## DIRECTIONS:
Each record, in full, must be restated word for word.

## AVAILABLE DATA:
········
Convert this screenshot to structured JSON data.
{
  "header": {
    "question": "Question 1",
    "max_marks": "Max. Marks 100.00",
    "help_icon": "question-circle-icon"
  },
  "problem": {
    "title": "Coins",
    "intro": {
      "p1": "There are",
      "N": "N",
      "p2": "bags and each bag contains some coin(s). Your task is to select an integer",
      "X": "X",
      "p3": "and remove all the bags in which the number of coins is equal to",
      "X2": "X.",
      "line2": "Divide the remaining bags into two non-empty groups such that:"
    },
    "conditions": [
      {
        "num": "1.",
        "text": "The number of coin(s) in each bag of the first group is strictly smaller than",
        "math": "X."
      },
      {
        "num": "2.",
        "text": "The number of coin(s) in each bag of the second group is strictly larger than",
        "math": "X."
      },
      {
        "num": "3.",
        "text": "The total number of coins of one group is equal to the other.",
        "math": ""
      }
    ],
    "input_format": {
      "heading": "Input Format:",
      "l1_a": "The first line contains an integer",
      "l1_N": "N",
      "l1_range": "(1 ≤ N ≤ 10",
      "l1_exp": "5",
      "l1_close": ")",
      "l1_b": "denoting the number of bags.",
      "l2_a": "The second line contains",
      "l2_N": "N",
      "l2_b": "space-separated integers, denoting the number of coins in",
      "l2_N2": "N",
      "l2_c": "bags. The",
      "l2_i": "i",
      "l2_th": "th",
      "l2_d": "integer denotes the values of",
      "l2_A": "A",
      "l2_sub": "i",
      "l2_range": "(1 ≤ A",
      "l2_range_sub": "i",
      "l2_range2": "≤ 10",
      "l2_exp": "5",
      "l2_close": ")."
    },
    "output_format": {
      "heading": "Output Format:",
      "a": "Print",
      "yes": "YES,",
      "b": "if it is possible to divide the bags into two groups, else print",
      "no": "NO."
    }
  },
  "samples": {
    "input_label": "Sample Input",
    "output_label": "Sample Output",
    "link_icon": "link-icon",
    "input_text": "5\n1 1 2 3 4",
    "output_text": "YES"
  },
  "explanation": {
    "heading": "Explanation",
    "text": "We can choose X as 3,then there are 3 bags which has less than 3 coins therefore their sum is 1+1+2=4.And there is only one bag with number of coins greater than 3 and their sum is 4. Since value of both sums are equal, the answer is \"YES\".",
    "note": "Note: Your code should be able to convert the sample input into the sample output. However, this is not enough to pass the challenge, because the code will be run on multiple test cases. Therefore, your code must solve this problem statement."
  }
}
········
## WORKED SOLUTION:
Convert this screenshot to structured JSON data.
{
  "header": {
    "question": "Question 1",
    "max_marks": "Max. Marks 100.00",
    "help_icon": "question-circle-icon"
  },
  "problem": {
    "title": "Coins",
    "intro": {
      "p1": "There are",
      "N": "N",
      "p2": "bags and each bag contains some coin(s). Your task is to select an integer",
      "X": "X",
      "p3": "and remove all the bags in which the number of coins is equal to",
      "X2": "X.",
      "line2": "Divide the remaining bags into two non-empty groups such that:"
    },
    "conditions": [
      {
        "num": "1.",
        "text": "The number of coin(s) in each bag of the first group is strictly smaller than",
        "math": "X."
      },
      {
        "num": "2.",
        "text": "The number of coin(s) in each bag of the second group is strictly larger than",
        "math": "X."
      },
      {
        "num": "3.",
        "text": "The total number of coins of one group is equal to the other.",
        "math": ""
      }
    ],
    "input_format": {
      "heading": "Input Format:",
      "l1_a": "The first line contains an integer",
      "l1_N": "N",
      "l1_range": "(1 ≤ N ≤ 10",
      "l1_exp": "5",
      "l1_close": ")",
      "l1_b": "denoting the number of bags.",
      "l2_a": "The second line contains",
      "l2_N": "N",
      "l2_b": "space-separated integers, denoting the number of coins in",
      "l2_N2": "N",
      "l2_c": "bags. The",
      "l2_i": "i",
      "l2_th": "th",
      "l2_d": "integer denotes the values of",
      "l2_A": "A",
      "l2_sub": "i",
      "l2_range": "(1 ≤ A",
      "l2_range_sub": "i",
      "l2_range2": "≤ 10",
      "l2_exp": "5",
      "l2_close": ")."
    },
    "output_format": {
      "heading": "Output Format:",
      "a": "Print",
      "yes": "YES,",
      "b": "if it is possible to divide the bags into two groups, else print",
      "no": "NO."
    }
  },
  "samples": {
    "input_label": "Sample Input",
    "output_label": "Sample Output",
    "link_icon": "link-icon",
    "input_text": "5\n1 1 2 3 4",
    "output_text": "YES"
  },
  "explanation": {
    "heading": "Explanation",
    "text": "We can choose X as 3,then there are 3 bags which has less than 3 coins therefore their sum is 1+1+2=4.And there is only one bag with number of coins greater than 3 and their sum is 4. Since value of both sums are equal, the answer is \"YES\".",
    "note": "Note: Your code should be able to convert the sample input into the sample output. However, this is not enough to pass the challenge, because the code will be run on multiple test cases. Therefore, your code must solve this problem statement."
  }
}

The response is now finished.